Japanese Cosmetics and Depictions of Beauty
Japan’s Modern Beauty
The Meiji period (1868–1912) imperative to adopt European systems in a wide range of fields, including government and politics, economy, and culture also affected the daily life of women in Japan, influencing their modes of make-up and ideas of beauty, fashion, and hairstyle. Edo period (1603–1868) make-up conventions gradually disappeared as new Western practices and cosmetic products and utensils entered Japan. Modern hairstyles and make-up, and emphasis on individuality, surged with the advancement of women during the Taisho period (1912–1926).
This exhibition, introducing the Pola Research Institute of Beauty and Culture’s collection of Japanese cosmetic utensils and magazines dating from the late Edo period through the Showa period (1926–1989), traces the progression and transition of the modern Japanese woman’s aesthetic sense. The image of the ideal woman at the time is further corraborated by selected paintings from the Pola Museum of Art, and the role of Okada Saburosuke (1869–1939), designer of women’s magazine covers and department store posters, in the creation of the ‘modern beauty’ image is explored.
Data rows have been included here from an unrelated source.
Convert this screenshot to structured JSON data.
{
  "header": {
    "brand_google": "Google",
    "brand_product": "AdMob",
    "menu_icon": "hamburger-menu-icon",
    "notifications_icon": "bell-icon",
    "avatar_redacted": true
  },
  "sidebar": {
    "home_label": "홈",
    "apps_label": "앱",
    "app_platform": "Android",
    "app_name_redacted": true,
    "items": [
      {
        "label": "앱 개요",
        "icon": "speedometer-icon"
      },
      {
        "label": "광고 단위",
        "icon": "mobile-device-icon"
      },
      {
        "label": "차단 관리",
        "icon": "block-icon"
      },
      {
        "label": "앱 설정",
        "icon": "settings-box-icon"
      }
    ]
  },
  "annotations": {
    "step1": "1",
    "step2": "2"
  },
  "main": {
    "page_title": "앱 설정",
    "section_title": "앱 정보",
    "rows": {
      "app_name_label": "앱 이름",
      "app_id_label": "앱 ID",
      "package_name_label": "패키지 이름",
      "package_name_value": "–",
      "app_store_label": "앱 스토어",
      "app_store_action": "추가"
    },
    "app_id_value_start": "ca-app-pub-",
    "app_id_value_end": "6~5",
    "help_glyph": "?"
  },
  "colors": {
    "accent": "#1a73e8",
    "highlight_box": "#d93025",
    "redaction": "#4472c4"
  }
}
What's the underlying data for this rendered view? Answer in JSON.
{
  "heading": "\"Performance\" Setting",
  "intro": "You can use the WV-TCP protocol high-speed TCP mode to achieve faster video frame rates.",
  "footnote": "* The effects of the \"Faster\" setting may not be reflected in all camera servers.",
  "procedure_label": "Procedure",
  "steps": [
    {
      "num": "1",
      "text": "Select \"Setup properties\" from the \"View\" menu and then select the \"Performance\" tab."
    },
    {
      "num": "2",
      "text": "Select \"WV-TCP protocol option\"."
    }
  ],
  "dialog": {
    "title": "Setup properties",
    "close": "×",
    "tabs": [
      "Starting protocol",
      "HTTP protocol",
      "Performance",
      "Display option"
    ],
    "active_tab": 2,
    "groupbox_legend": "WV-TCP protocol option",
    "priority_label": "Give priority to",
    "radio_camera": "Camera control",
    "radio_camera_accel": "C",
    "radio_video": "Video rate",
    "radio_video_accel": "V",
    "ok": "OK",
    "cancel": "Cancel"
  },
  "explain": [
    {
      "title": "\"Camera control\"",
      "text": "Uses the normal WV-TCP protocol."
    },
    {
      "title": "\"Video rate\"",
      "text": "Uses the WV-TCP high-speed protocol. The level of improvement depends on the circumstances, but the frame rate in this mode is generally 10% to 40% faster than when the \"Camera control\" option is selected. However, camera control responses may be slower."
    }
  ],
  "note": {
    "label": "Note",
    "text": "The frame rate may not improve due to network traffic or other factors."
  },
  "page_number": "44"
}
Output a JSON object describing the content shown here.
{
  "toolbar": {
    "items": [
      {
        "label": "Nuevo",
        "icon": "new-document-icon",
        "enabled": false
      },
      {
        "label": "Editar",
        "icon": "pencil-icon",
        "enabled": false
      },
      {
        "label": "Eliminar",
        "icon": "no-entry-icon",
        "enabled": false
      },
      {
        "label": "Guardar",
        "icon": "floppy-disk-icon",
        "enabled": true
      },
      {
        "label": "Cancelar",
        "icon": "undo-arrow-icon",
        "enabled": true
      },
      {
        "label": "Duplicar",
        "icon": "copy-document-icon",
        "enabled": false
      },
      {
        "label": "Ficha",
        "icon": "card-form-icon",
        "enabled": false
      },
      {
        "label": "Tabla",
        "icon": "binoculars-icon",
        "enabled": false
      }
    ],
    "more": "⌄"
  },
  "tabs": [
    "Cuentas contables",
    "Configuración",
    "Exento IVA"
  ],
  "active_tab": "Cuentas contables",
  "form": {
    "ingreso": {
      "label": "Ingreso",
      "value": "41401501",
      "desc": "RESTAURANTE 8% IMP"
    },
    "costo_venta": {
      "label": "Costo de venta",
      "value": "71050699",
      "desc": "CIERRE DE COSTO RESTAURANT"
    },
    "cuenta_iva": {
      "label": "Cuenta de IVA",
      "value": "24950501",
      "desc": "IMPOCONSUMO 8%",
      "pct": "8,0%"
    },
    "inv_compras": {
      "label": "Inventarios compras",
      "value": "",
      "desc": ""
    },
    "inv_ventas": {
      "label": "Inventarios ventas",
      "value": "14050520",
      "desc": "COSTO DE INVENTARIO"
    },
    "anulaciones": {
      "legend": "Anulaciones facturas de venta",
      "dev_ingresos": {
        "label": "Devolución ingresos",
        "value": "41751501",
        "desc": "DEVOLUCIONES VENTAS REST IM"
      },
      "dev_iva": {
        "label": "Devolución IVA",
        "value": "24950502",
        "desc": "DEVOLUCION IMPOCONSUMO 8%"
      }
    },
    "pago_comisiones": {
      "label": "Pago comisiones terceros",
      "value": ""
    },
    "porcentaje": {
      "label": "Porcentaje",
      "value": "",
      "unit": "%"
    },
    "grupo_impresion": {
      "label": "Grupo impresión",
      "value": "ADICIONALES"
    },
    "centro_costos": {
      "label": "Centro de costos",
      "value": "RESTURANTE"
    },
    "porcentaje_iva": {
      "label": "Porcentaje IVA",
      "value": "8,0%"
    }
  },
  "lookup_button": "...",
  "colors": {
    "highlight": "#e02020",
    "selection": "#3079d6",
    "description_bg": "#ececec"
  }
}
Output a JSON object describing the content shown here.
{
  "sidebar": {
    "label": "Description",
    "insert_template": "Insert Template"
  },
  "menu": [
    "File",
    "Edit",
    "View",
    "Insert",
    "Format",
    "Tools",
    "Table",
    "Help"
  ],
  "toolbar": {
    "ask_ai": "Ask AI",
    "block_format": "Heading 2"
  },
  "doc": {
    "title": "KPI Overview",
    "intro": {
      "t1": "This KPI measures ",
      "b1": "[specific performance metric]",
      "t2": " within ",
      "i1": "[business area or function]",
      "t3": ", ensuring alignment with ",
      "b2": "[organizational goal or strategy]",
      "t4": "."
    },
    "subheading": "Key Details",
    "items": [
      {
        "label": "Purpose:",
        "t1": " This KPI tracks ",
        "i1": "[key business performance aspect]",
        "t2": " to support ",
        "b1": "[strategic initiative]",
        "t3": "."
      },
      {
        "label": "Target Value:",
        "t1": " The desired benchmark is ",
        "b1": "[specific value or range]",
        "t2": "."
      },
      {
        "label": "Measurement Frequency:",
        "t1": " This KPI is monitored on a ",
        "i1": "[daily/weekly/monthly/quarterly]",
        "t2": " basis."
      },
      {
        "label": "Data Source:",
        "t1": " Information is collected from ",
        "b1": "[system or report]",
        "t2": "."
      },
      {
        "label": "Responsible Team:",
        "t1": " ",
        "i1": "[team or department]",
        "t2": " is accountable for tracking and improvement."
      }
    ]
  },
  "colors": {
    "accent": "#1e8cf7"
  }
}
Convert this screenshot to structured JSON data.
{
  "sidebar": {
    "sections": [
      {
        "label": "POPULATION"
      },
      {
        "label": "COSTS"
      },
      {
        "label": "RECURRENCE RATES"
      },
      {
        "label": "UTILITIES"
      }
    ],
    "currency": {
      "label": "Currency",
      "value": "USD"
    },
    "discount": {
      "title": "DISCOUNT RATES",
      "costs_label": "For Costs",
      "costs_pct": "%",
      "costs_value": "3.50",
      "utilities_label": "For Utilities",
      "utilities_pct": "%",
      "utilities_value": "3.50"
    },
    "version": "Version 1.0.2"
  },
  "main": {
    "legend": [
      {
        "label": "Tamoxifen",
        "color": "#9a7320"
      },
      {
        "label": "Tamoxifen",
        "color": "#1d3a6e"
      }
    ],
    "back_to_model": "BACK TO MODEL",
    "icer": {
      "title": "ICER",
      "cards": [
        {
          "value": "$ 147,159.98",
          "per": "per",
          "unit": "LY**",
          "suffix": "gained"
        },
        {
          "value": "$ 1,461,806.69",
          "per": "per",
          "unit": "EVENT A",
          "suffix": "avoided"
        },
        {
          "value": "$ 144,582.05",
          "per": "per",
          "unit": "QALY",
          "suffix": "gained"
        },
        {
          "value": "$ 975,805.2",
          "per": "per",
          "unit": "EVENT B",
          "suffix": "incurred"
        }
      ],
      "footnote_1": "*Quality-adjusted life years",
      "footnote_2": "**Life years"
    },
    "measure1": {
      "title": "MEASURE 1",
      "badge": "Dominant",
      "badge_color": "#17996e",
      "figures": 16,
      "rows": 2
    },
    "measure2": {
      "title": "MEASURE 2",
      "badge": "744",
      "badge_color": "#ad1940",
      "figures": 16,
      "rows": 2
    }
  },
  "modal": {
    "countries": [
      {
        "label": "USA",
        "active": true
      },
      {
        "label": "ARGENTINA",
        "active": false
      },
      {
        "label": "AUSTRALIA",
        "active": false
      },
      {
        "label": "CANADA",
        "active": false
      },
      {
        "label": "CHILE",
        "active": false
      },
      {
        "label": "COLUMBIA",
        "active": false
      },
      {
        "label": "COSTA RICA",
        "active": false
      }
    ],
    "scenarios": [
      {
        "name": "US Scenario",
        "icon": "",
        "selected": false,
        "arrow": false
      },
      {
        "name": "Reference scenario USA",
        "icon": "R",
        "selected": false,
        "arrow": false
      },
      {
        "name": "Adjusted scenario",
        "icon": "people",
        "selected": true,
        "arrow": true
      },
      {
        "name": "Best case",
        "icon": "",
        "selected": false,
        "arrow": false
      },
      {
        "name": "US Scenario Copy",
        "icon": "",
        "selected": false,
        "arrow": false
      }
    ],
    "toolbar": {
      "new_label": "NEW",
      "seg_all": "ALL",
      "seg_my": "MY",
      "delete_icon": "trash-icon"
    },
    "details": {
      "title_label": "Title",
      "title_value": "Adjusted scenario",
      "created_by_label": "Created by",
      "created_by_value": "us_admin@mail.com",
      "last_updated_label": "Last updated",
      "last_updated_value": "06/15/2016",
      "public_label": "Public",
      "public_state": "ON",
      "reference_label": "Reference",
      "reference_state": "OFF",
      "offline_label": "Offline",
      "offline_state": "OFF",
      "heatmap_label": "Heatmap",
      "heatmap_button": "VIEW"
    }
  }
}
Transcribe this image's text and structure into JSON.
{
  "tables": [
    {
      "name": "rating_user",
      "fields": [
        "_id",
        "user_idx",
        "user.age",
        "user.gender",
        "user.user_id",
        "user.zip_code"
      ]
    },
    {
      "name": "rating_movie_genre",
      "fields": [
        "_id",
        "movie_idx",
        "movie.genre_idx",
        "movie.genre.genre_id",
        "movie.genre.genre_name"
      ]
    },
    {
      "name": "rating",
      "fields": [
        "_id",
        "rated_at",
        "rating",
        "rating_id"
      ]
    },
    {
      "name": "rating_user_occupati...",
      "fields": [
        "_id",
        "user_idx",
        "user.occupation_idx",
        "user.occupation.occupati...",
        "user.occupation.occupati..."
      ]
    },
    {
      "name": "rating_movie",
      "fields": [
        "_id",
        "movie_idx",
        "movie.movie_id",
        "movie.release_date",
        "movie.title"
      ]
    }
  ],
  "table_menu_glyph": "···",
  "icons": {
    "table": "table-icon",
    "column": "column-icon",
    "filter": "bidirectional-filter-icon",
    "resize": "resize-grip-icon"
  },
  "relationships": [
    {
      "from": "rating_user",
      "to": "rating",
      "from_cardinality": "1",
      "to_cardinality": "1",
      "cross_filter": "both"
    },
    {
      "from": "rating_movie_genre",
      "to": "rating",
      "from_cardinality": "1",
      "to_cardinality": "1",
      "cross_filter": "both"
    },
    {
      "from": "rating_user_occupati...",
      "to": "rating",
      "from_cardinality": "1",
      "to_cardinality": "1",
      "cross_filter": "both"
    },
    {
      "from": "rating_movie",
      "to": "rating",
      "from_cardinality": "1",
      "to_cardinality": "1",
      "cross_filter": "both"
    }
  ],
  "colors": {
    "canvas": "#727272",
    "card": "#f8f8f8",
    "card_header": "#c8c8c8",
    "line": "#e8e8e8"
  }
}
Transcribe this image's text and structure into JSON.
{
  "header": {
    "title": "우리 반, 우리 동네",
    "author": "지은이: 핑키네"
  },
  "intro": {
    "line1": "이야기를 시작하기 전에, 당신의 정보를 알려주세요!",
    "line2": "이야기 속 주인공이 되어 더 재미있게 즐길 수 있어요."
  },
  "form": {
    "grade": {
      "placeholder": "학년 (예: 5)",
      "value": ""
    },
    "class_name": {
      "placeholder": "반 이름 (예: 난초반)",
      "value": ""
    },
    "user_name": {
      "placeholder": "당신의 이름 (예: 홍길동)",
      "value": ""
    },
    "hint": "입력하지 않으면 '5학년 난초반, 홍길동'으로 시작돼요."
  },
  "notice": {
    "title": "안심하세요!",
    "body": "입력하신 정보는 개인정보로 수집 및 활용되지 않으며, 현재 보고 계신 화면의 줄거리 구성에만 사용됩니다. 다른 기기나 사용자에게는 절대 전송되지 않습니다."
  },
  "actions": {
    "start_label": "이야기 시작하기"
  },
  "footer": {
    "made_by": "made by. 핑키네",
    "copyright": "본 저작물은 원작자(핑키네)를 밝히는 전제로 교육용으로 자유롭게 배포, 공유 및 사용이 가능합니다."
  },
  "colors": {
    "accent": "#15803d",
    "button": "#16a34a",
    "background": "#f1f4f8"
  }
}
We hope the exhibition will illuminate lifestyle transitions of stylish Japanese women in an emerging new age.